§ Task objective
Among the records below, which lines contain the string "title"? Report them.
*** Opening of Material for this exercise ***
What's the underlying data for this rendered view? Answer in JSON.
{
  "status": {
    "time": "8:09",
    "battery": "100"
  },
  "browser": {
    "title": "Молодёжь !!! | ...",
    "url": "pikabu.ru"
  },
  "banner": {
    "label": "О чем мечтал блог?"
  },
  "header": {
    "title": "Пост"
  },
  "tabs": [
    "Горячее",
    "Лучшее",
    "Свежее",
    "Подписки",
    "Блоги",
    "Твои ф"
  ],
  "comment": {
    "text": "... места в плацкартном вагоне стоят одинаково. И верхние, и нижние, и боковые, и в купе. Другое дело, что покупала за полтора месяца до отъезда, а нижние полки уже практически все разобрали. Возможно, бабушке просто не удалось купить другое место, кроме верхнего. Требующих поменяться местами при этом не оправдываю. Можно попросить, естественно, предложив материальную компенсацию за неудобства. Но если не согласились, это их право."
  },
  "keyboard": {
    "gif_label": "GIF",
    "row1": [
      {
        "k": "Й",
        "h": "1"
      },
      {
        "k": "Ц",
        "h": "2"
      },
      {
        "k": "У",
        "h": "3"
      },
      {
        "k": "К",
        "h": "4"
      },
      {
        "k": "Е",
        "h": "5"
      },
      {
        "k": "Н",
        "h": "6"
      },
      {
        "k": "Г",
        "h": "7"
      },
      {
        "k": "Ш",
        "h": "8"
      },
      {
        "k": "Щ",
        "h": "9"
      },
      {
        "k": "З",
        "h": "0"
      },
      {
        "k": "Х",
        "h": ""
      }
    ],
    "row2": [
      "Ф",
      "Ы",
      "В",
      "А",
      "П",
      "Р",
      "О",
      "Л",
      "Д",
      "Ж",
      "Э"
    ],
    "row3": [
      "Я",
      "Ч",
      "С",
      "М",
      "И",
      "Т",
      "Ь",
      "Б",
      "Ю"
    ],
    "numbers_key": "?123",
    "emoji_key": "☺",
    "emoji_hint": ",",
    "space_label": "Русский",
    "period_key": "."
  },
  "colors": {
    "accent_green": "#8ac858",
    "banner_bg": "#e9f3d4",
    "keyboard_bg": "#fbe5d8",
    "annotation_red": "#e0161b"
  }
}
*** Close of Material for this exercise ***
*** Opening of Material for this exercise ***
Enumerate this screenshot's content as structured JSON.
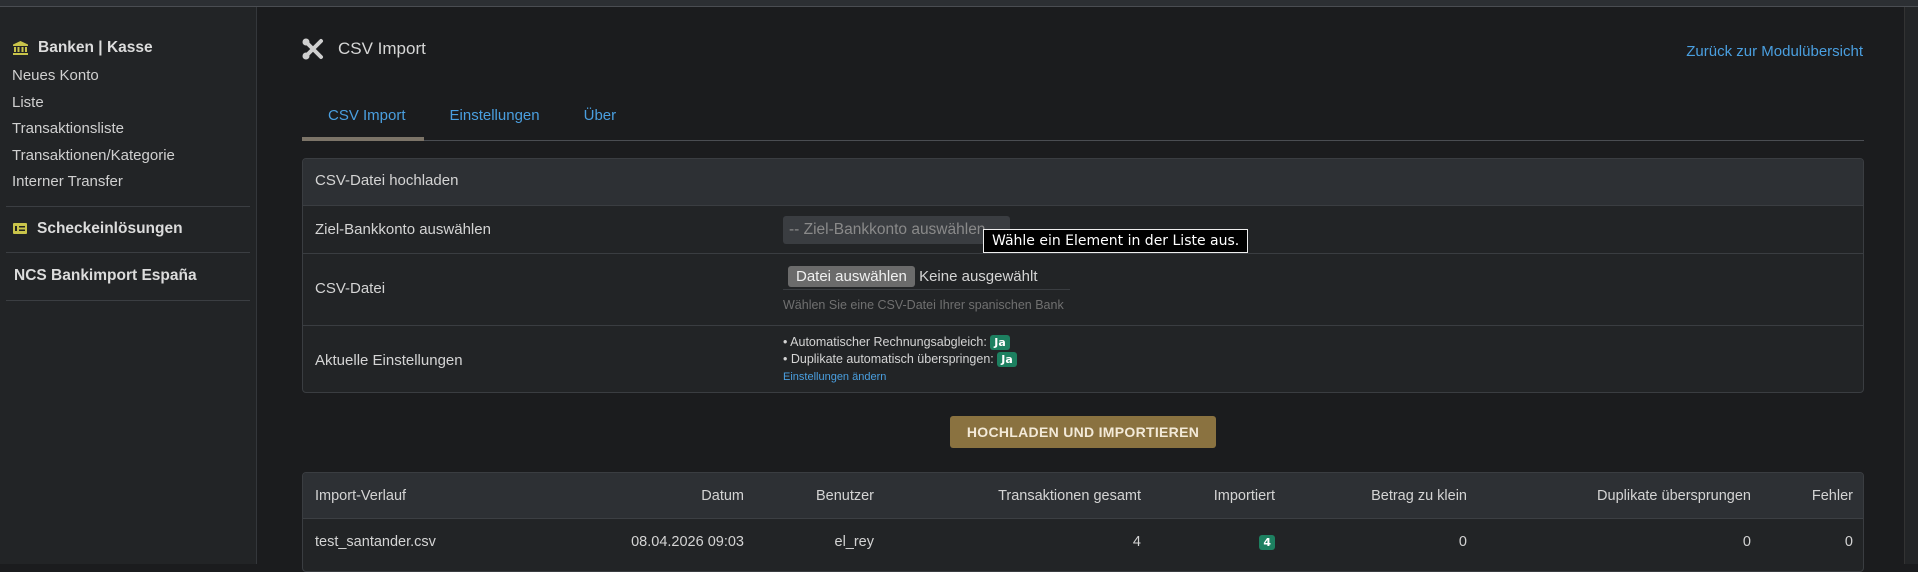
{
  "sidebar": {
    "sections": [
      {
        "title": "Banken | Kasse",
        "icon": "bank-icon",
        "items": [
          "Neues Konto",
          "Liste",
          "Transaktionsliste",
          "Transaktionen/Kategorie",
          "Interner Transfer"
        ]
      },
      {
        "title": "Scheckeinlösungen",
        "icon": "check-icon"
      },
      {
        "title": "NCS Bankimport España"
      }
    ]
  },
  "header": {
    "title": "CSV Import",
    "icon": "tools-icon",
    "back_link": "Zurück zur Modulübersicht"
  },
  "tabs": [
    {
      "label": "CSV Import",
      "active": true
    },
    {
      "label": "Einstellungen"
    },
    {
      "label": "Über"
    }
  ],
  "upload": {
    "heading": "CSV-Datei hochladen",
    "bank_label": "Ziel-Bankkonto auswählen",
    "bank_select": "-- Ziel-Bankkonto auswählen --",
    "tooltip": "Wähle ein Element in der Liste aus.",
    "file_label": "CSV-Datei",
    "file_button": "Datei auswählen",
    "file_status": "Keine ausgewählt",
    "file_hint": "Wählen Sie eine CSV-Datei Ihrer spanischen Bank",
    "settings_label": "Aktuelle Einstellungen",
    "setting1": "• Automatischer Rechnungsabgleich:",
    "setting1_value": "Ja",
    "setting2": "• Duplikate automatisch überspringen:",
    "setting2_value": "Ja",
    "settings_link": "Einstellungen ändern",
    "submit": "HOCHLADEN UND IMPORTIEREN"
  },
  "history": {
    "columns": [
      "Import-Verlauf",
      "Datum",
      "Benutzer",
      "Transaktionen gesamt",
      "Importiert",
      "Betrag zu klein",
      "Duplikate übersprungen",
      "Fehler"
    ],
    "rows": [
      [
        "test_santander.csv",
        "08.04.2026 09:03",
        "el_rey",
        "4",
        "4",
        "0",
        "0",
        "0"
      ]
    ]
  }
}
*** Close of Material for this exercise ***
§ Written answer
    "title": "Молодёжь !!! | ...",
    "title": "Пост"
        "title": "Banken | Kasse",
        "title": "Scheckeinlösungen",
        "title": "NCS Bankimport España"
    "title": "CSV Import",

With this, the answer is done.